Data records for software interfaces
# # # #

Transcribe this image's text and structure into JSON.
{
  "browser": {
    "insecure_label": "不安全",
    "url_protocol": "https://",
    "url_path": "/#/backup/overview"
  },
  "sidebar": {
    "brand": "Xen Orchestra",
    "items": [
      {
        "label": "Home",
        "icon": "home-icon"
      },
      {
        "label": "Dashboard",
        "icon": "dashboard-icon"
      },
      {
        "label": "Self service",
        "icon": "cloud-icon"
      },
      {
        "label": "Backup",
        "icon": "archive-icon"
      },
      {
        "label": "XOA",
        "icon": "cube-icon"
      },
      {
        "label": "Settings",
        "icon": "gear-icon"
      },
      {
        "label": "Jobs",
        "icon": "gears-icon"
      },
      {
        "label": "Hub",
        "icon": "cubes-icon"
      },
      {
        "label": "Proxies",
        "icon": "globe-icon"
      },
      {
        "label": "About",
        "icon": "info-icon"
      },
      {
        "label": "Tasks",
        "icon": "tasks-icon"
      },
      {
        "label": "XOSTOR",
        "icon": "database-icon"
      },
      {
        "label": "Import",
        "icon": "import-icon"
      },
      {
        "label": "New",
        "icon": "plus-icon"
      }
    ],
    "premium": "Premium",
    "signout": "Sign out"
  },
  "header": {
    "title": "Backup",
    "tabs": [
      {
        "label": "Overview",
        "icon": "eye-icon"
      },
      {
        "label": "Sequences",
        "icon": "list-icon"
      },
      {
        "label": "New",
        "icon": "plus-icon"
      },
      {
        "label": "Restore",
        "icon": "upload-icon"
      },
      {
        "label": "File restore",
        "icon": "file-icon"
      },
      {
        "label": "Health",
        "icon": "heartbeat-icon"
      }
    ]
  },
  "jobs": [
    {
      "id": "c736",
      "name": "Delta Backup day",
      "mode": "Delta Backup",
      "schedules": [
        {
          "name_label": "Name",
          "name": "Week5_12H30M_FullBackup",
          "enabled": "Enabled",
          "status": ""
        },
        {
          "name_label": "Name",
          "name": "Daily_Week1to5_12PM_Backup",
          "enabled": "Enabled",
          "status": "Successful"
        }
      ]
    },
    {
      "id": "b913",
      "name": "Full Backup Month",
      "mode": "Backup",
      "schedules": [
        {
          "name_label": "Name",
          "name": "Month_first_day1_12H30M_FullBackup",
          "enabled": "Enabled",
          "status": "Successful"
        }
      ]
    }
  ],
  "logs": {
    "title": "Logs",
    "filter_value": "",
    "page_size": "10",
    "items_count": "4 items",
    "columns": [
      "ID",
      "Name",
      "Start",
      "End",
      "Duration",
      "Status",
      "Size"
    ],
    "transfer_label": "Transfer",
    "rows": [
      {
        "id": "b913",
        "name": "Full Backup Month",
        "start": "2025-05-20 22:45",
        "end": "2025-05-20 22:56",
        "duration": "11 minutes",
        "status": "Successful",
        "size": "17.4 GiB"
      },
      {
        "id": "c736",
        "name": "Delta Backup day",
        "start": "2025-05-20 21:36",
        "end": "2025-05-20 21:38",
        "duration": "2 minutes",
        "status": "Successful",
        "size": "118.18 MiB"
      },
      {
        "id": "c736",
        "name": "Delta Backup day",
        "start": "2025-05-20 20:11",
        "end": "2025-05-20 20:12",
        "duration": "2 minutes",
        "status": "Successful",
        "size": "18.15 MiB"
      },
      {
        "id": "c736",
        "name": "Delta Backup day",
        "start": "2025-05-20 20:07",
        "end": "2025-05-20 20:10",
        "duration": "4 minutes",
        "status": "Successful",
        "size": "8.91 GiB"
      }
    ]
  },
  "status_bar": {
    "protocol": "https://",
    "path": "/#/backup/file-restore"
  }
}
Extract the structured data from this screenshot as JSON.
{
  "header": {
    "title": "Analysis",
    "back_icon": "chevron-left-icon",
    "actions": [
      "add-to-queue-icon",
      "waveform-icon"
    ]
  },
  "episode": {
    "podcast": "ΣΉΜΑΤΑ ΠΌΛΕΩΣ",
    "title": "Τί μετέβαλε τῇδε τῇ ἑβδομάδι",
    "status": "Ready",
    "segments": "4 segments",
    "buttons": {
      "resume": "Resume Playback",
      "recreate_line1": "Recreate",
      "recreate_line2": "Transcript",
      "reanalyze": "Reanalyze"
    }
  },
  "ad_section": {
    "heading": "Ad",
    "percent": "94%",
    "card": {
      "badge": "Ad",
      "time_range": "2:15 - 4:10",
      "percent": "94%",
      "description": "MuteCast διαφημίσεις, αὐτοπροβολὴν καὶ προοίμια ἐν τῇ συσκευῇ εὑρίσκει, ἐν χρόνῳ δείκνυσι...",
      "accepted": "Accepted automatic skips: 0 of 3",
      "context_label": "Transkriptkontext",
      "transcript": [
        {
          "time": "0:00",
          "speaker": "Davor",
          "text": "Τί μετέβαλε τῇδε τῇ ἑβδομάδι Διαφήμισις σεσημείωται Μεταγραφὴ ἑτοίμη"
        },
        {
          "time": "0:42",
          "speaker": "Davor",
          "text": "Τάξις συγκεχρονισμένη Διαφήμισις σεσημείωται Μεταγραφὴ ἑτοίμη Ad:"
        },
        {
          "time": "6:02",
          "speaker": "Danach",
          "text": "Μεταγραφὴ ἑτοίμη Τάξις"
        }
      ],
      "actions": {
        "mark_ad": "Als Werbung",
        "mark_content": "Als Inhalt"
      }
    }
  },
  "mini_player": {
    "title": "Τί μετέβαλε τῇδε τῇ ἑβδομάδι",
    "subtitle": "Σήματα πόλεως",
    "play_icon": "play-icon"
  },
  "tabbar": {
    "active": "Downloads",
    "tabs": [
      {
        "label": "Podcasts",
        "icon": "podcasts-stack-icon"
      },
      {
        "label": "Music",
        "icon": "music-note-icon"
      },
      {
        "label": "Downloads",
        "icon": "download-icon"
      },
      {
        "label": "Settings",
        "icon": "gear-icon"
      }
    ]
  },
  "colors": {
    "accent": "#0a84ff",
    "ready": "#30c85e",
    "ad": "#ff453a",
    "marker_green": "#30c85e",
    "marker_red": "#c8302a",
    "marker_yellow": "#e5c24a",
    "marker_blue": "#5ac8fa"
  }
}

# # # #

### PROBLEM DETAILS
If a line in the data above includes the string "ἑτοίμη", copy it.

### RESPONSE TO THIS EXERCISE
          "text": "Τί μετέβαλε τῇδε τῇ ἑβδομάδι Διαφήμισις σεσημείωται Μεταγραφὴ ἑτοίμη"
          "text": "Τάξις συγκεχρονισμένη Διαφήμισις σεσημείωται Μεταγραφὴ ἑτοίμη Ad:"
          "text": "Μεταγραφὴ ἑτοίμη Τάξις"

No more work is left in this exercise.